- [Task to complete]:
Set down each line of the data below exactly.

Dataset rows for apps and sites:
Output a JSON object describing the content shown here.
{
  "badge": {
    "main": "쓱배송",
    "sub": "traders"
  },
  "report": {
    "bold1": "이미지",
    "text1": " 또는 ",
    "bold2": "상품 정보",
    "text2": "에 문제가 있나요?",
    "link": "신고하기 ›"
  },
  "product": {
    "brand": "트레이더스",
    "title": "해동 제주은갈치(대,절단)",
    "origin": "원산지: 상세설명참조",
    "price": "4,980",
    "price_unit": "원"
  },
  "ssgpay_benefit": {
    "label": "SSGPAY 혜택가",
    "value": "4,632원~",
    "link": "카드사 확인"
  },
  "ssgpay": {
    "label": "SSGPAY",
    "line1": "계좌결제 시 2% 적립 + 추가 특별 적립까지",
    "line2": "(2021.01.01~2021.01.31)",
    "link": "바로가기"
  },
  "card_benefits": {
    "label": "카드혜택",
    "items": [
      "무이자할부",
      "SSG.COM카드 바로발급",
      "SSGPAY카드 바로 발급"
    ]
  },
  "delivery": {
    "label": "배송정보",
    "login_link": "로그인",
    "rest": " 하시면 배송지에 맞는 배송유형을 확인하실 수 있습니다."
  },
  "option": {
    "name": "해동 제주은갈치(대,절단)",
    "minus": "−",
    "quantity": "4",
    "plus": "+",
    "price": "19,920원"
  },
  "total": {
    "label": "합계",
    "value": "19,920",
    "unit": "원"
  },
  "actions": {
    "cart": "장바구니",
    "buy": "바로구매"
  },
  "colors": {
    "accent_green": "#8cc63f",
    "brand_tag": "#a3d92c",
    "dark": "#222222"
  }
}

- [Problem solution]:
Output a JSON object describing the content shown here.
{
  "badge": {
    "main": "쓱배송",
    "sub": "traders"
  },
  "report": {
    "bold1": "이미지",
    "text1": " 또는 ",
    "bold2": "상품 정보",
    "text2": "에 문제가 있나요?",
    "link": "신고하기 ›"
  },
  "product": {
    "brand": "트레이더스",
    "title": "해동 제주은갈치(대,절단)",
    "origin": "원산지: 상세설명참조",
    "price": "4,980",
    "price_unit": "원"
  },
  "ssgpay_benefit": {
    "label": "SSGPAY 혜택가",
    "value": "4,632원~",
    "link": "카드사 확인"
  },
  "ssgpay": {
    "label": "SSGPAY",
    "line1": "계좌결제 시 2% 적립 + 추가 특별 적립까지",
    "line2": "(2021.01.01~2021.01.31)",
    "link": "바로가기"
  },
  "card_benefits": {
    "label": "카드혜택",
    "items": [
      "무이자할부",
      "SSG.COM카드 바로발급",
      "SSGPAY카드 바로 발급"
    ]
  },
  "delivery": {
    "label": "배송정보",
    "login_link": "로그인",
    "rest": " 하시면 배송지에 맞는 배송유형을 확인하실 수 있습니다."
  },
  "option": {
    "name": "해동 제주은갈치(대,절단)",
    "minus": "−",
    "quantity": "4",
    "plus": "+",
    "price": "19,920원"
  },
  "total": {
    "label": "합계",
    "value": "19,920",
    "unit": "원"
  },
  "actions": {
    "cart": "장바구니",
    "buy": "바로구매"
  },
  "colors": {
    "accent_green": "#8cc63f",
    "brand_tag": "#a3d92c",
    "dark": "#222222"
  }
}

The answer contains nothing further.